Aim of the task
Your task is to filter the data below down to the lines holding "this".

Data for the task
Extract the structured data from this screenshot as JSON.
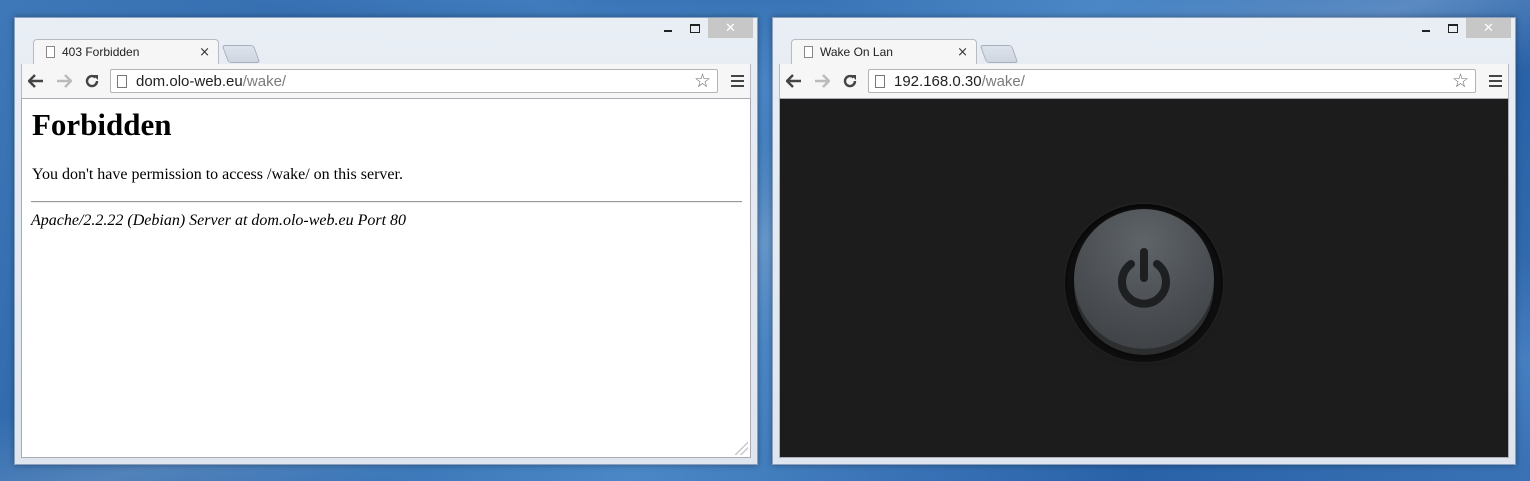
{
  "windows": [
    {
      "tab": {
        "title": "403 Forbidden",
        "close": "×"
      },
      "address": {
        "host": "dom.olo-web.eu",
        "path": "/wake/"
      },
      "controls": {
        "close": "✕"
      },
      "page": {
        "title": "Forbidden",
        "message": "You don't have permission to access /wake/ on this server.",
        "server_signature": "Apache/2.2.22 (Debian) Server at dom.olo-web.eu Port 80"
      }
    },
    {
      "tab": {
        "title": "Wake On Lan",
        "close": "×"
      },
      "address": {
        "host": "192.168.0.30",
        "path": "/wake/"
      },
      "controls": {
        "close": "✕"
      },
      "page": {
        "power_icon": "power-icon"
      }
    }
  ],
  "icons": {
    "star": "☆",
    "back": "back-arrow-icon",
    "forward": "forward-arrow-icon",
    "reload": "reload-icon",
    "menu": "hamburger-menu-icon"
  },
  "colors": {
    "dark_page_bg": "#1c1c1c",
    "power_button": "#4a4e52",
    "power_symbol": "#1e1f20"
  }
}
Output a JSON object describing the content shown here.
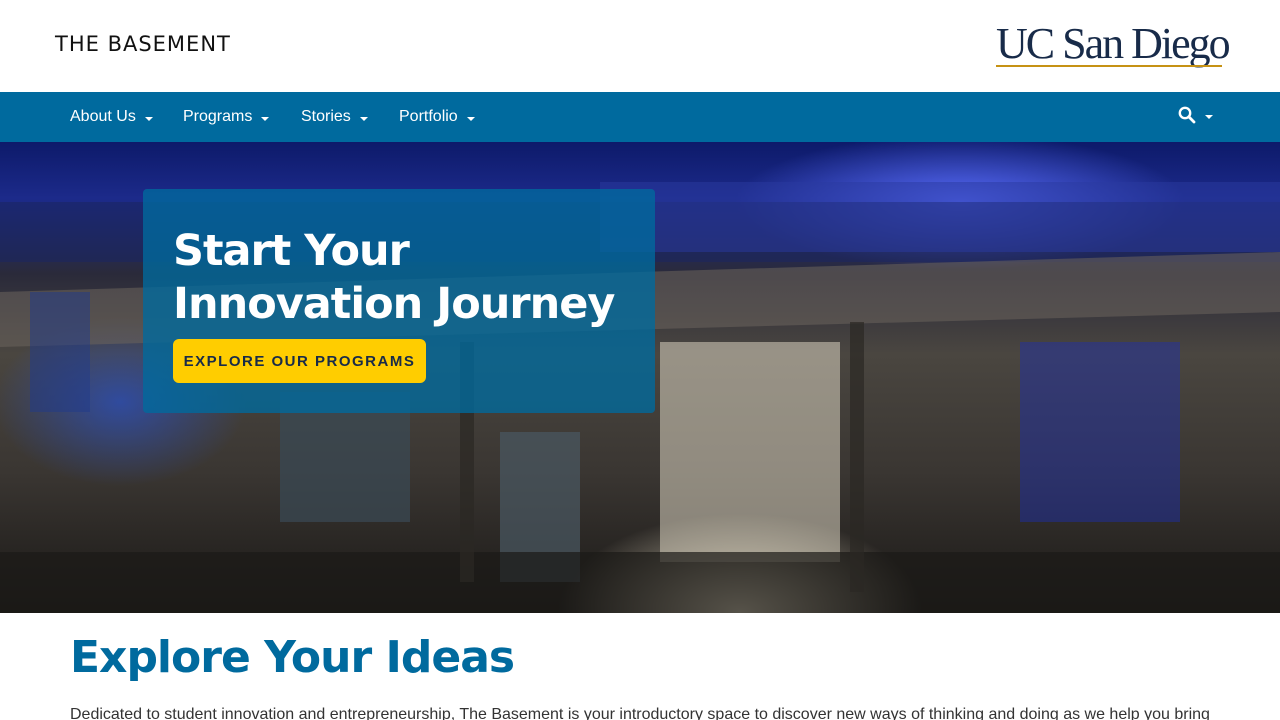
{
  "header": {
    "site_title": "THE BASEMENT",
    "logo_text": "UC San Diego"
  },
  "nav": {
    "items": [
      {
        "label": "About Us"
      },
      {
        "label": "Programs"
      },
      {
        "label": "Stories"
      },
      {
        "label": "Portfolio"
      }
    ],
    "search_icon": "search-icon"
  },
  "hero": {
    "title": "Start Your Innovation Journey Here",
    "cta_label": "EXPLORE OUR PROGRAMS"
  },
  "content": {
    "heading": "Explore Your Ideas",
    "text": "Dedicated to student innovation and entrepreneurship, The Basement is your introductory space to discover new ways of thinking and doing as we help you bring"
  },
  "colors": {
    "nav_blue": "#006a9e",
    "cta_yellow": "#ffcd00",
    "navy": "#182b49",
    "gold": "#c69214"
  }
}
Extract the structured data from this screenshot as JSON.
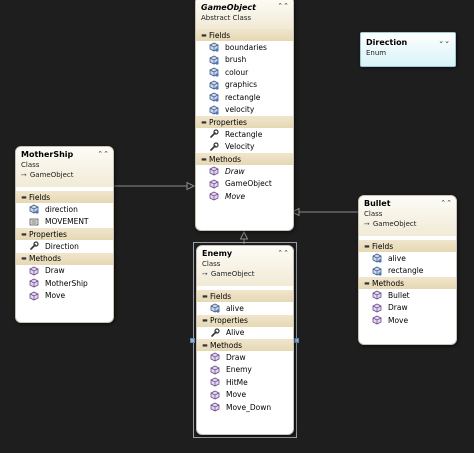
{
  "gameobject": {
    "title": "GameObject",
    "kind": "Abstract Class",
    "fields_label": "Fields",
    "fields": [
      "boundaries",
      "brush",
      "colour",
      "graphics",
      "rectangle",
      "velocity"
    ],
    "properties_label": "Properties",
    "properties": [
      "Rectangle",
      "Velocity"
    ],
    "methods_label": "Methods",
    "methods": [
      "Draw",
      "GameObject",
      "Move"
    ]
  },
  "direction": {
    "title": "Direction",
    "kind": "Enum"
  },
  "mothership": {
    "title": "MotherShip",
    "kind": "Class",
    "base": "GameObject",
    "fields_label": "Fields",
    "fields": [
      "direction",
      "MOVEMENT"
    ],
    "properties_label": "Properties",
    "properties": [
      "Direction"
    ],
    "methods_label": "Methods",
    "methods": [
      "Draw",
      "MotherShip",
      "Move"
    ]
  },
  "bullet": {
    "title": "Bullet",
    "kind": "Class",
    "base": "GameObject",
    "fields_label": "Fields",
    "fields": [
      "alive",
      "rectangle"
    ],
    "methods_label": "Methods",
    "methods": [
      "Bullet",
      "Draw",
      "Move"
    ]
  },
  "enemy": {
    "title": "Enemy",
    "kind": "Class",
    "base": "GameObject",
    "fields_label": "Fields",
    "fields": [
      "alive"
    ],
    "properties_label": "Properties",
    "properties": [
      "Alive"
    ],
    "methods_label": "Methods",
    "methods": [
      "Draw",
      "Enemy",
      "HitMe",
      "Move",
      "Move_Down"
    ]
  },
  "icons": {
    "field": "field-cube-icon",
    "const": "constant-icon",
    "property": "wrench-icon",
    "method": "method-cube-icon",
    "collapse": "double-chevron-icon",
    "base": "inheritance-arrow-icon"
  },
  "colors": {
    "canvas": "#1e1e1e",
    "header": "#f1ead6",
    "section": "#e6d8b4",
    "enum": "#d8f3f7",
    "wire": "#8a8a8a"
  }
}
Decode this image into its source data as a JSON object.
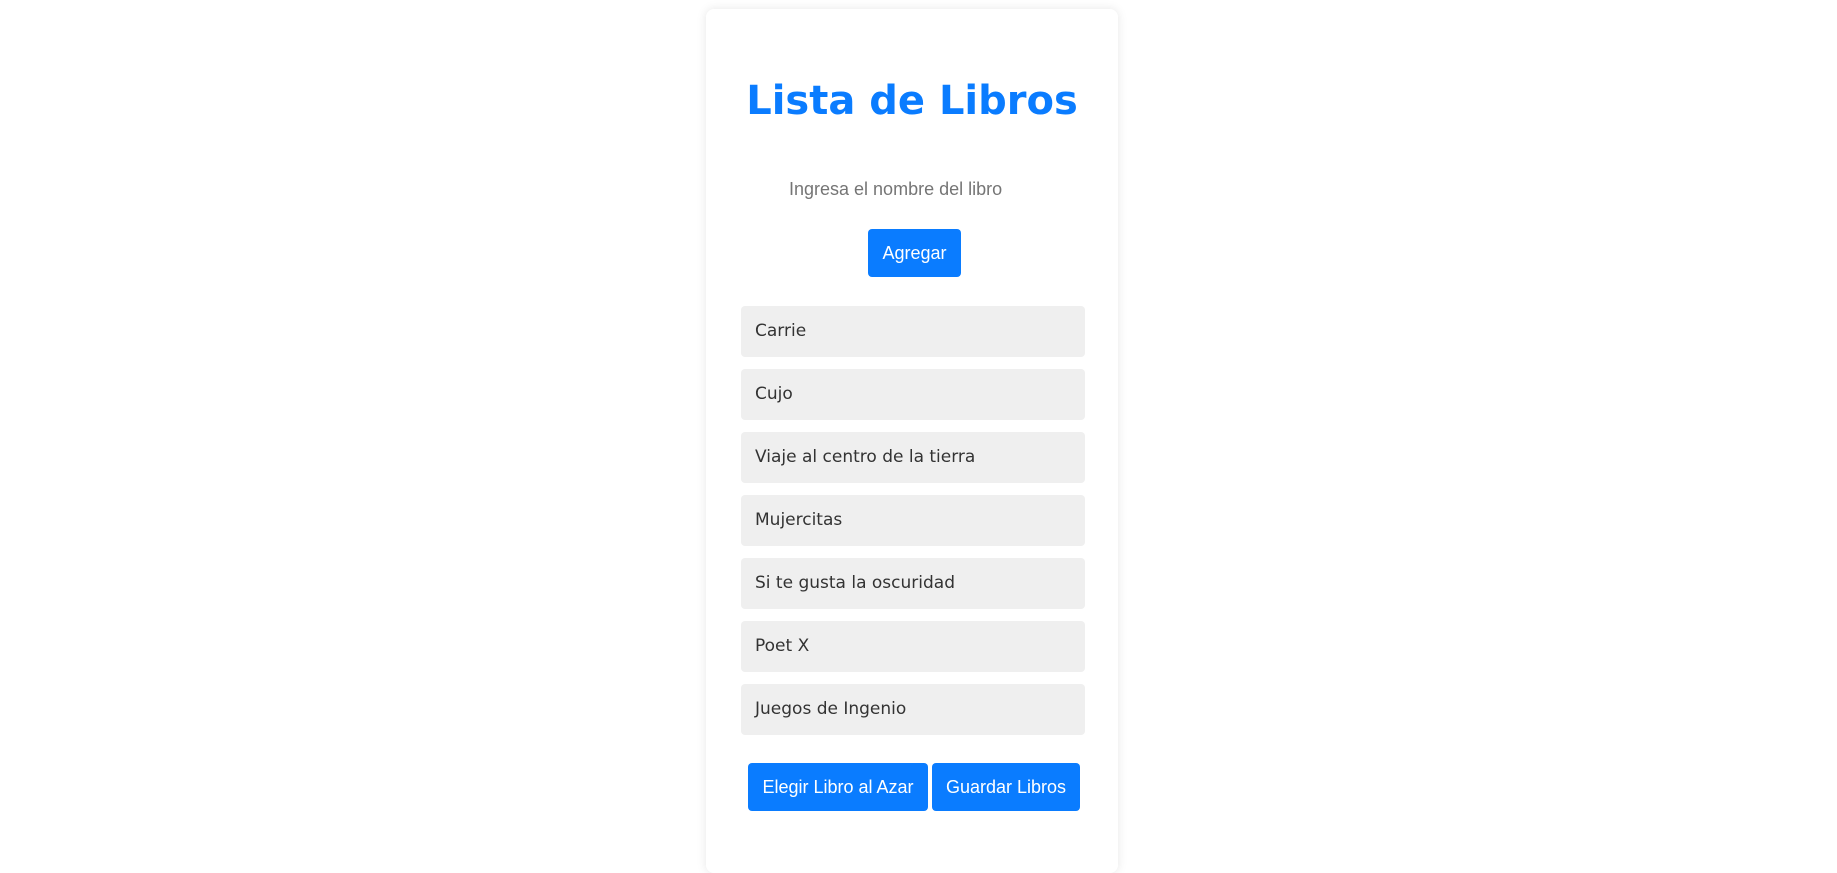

Exercise result
Extract the structured data from this screenshot as JSON.
        "message": "You don't have permission to access /wake/ on this server.",
Extract the structured data from this screenshot as JSON.
Decode this image into its source data as a JSON object.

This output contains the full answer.